# [The problem]
Each line below either holds the string "glyph" or doesn't. Count those that do and give only the number.

---------- Extracted information

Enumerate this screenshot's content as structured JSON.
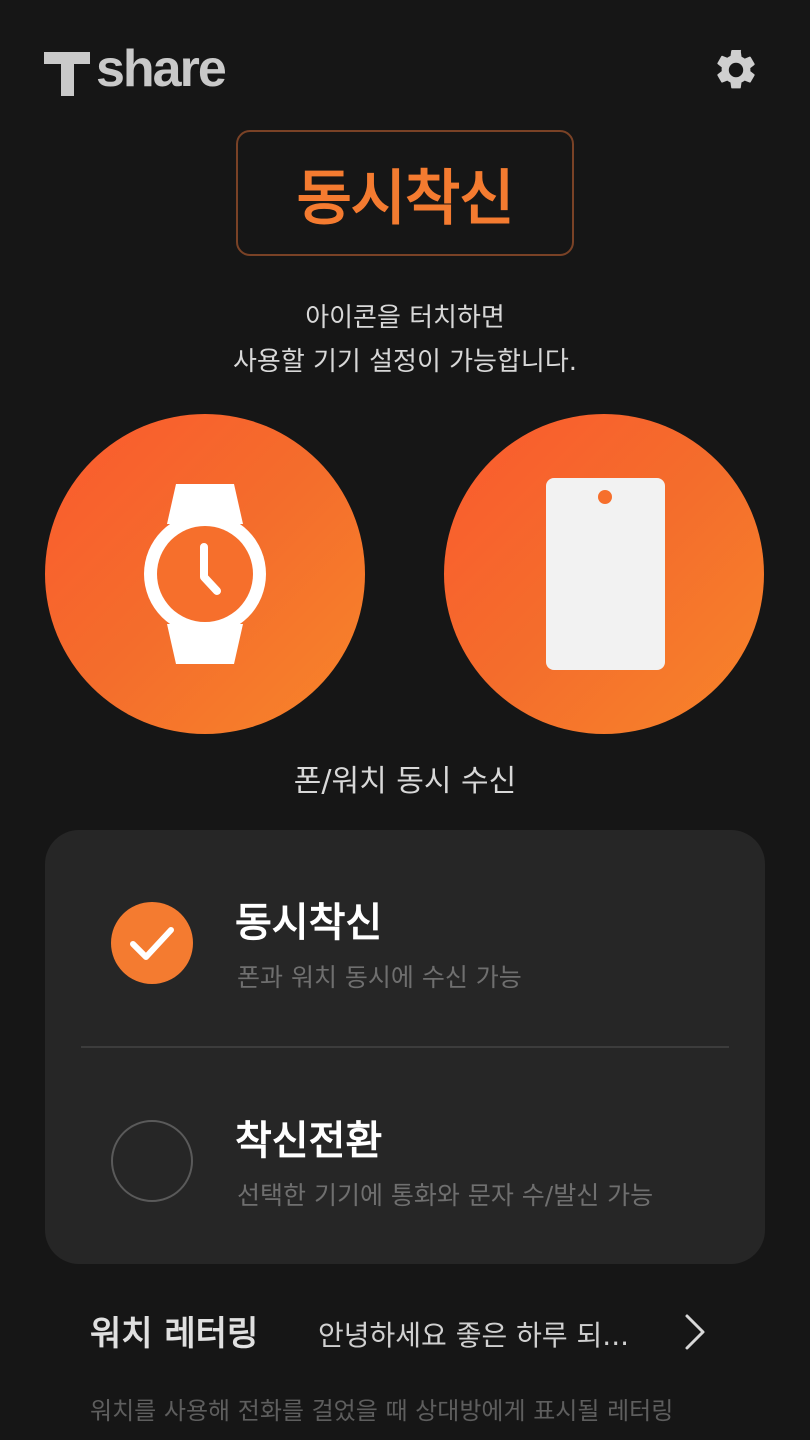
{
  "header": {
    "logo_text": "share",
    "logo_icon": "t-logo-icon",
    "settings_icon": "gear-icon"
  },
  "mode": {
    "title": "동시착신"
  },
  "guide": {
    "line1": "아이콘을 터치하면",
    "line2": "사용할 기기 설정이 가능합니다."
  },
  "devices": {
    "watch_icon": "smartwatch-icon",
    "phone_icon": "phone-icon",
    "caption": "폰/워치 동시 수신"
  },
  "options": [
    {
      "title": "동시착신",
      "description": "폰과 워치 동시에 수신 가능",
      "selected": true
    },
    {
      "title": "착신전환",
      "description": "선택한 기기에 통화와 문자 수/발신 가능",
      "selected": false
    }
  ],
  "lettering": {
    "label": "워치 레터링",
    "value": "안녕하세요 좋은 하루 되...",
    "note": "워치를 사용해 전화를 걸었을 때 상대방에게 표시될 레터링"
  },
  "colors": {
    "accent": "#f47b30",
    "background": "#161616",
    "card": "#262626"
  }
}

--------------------
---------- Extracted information

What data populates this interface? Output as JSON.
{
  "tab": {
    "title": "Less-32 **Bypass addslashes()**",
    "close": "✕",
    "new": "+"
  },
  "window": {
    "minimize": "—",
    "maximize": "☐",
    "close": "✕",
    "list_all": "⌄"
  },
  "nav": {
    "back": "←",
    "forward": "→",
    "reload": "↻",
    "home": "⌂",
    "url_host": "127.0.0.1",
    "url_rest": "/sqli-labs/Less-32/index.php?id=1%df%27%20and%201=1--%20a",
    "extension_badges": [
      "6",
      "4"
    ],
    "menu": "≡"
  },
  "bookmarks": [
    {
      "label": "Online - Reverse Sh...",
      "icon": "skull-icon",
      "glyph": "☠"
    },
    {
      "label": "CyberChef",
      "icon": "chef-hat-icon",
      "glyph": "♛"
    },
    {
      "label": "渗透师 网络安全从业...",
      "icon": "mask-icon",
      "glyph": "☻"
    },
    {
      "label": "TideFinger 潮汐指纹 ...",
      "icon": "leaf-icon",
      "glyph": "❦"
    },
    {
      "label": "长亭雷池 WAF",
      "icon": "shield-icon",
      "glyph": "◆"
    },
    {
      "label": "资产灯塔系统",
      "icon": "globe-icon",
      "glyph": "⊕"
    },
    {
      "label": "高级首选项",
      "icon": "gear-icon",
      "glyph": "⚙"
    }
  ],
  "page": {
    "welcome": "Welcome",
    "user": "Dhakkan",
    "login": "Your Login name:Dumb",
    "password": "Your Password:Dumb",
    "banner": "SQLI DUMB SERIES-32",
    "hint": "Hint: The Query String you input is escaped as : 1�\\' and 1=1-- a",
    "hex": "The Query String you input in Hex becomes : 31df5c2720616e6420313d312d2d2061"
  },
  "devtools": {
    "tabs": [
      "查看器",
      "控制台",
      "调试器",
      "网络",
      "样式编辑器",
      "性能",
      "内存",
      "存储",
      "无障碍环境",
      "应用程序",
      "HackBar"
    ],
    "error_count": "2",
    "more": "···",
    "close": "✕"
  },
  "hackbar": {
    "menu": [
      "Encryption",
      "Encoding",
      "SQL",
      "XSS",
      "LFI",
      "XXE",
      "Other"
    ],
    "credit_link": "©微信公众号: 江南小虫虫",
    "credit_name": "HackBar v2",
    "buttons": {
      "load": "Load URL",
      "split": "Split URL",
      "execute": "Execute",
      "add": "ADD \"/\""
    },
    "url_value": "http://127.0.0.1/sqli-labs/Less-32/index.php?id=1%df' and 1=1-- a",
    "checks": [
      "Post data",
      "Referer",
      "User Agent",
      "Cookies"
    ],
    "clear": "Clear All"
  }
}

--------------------

# [Response to the exercise]
7